> EXERCISE PROMPT: Type out every entry again, character for character.

> RECORD SET:
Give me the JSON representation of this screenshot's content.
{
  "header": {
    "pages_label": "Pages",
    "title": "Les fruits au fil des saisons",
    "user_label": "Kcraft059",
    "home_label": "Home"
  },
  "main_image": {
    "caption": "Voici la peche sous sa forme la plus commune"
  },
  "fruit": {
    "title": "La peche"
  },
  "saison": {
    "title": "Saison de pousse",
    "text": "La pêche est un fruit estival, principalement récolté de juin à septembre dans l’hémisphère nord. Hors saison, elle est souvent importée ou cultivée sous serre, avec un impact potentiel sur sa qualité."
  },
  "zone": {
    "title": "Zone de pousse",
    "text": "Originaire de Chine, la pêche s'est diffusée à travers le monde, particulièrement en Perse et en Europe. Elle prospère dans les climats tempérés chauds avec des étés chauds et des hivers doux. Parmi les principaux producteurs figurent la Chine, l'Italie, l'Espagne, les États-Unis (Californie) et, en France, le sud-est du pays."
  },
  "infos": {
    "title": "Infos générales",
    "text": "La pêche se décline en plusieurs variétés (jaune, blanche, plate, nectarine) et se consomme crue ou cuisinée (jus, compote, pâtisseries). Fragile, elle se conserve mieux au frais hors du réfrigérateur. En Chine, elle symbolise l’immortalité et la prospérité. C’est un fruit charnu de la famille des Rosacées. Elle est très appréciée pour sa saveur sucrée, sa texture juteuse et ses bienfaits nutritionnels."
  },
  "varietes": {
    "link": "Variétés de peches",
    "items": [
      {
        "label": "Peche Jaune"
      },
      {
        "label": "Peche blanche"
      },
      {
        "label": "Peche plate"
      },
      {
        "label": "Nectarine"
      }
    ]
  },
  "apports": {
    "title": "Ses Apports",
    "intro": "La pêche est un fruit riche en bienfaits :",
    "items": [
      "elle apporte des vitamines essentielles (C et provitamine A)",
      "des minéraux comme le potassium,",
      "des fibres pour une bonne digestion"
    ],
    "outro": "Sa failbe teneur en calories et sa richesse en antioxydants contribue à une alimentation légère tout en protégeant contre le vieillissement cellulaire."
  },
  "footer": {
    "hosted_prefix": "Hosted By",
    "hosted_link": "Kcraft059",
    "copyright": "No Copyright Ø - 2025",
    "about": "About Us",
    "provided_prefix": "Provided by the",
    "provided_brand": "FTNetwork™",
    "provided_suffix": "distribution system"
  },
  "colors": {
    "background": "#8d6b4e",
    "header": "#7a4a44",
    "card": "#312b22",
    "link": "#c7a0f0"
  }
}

> ANSWER BELOW:
Give me the JSON representation of this screenshot's content.
{
  "header": {
    "pages_label": "Pages",
    "title": "Les fruits au fil des saisons",
    "user_label": "Kcraft059",
    "home_label": "Home"
  },
  "main_image": {
    "caption": "Voici la peche sous sa forme la plus commune"
  },
  "fruit": {
    "title": "La peche"
  },
  "saison": {
    "title": "Saison de pousse",
    "text": "La pêche est un fruit estival, principalement récolté de juin à septembre dans l’hémisphère nord. Hors saison, elle est souvent importée ou cultivée sous serre, avec un impact potentiel sur sa qualité."
  },
  "zone": {
    "title": "Zone de pousse",
    "text": "Originaire de Chine, la pêche s'est diffusée à travers le monde, particulièrement en Perse et en Europe. Elle prospère dans les climats tempérés chauds avec des étés chauds et des hivers doux. Parmi les principaux producteurs figurent la Chine, l'Italie, l'Espagne, les États-Unis (Californie) et, en France, le sud-est du pays."
  },
  "infos": {
    "title": "Infos générales",
    "text": "La pêche se décline en plusieurs variétés (jaune, blanche, plate, nectarine) et se consomme crue ou cuisinée (jus, compote, pâtisseries). Fragile, elle se conserve mieux au frais hors du réfrigérateur. En Chine, elle symbolise l’immortalité et la prospérité. C’est un fruit charnu de la famille des Rosacées. Elle est très appréciée pour sa saveur sucrée, sa texture juteuse et ses bienfaits nutritionnels."
  },
  "varietes": {
    "link": "Variétés de peches",
    "items": [
      {
        "label": "Peche Jaune"
      },
      {
        "label": "Peche blanche"
      },
      {
        "label": "Peche plate"
      },
      {
        "label": "Nectarine"
      }
    ]
  },
  "apports": {
    "title": "Ses Apports",
    "intro": "La pêche est un fruit riche en bienfaits :",
    "items": [
      "elle apporte des vitamines essentielles (C et provitamine A)",
      "des minéraux comme le potassium,",
      "des fibres pour une bonne digestion"
    ],
    "outro": "Sa failbe teneur en calories et sa richesse en antioxydants contribue à une alimentation légère tout en protégeant contre le vieillissement cellulaire."
  },
  "footer": {
    "hosted_prefix": "Hosted By",
    "hosted_link": "Kcraft059",
    "copyright": "No Copyright Ø - 2025",
    "about": "About Us",
    "provided_prefix": "Provided by the",
    "provided_brand": "FTNetwork™",
    "provided_suffix": "distribution system"
  },
  "colors": {
    "background": "#8d6b4e",
    "header": "#7a4a44",
    "card": "#312b22",
    "link": "#c7a0f0"
  }
}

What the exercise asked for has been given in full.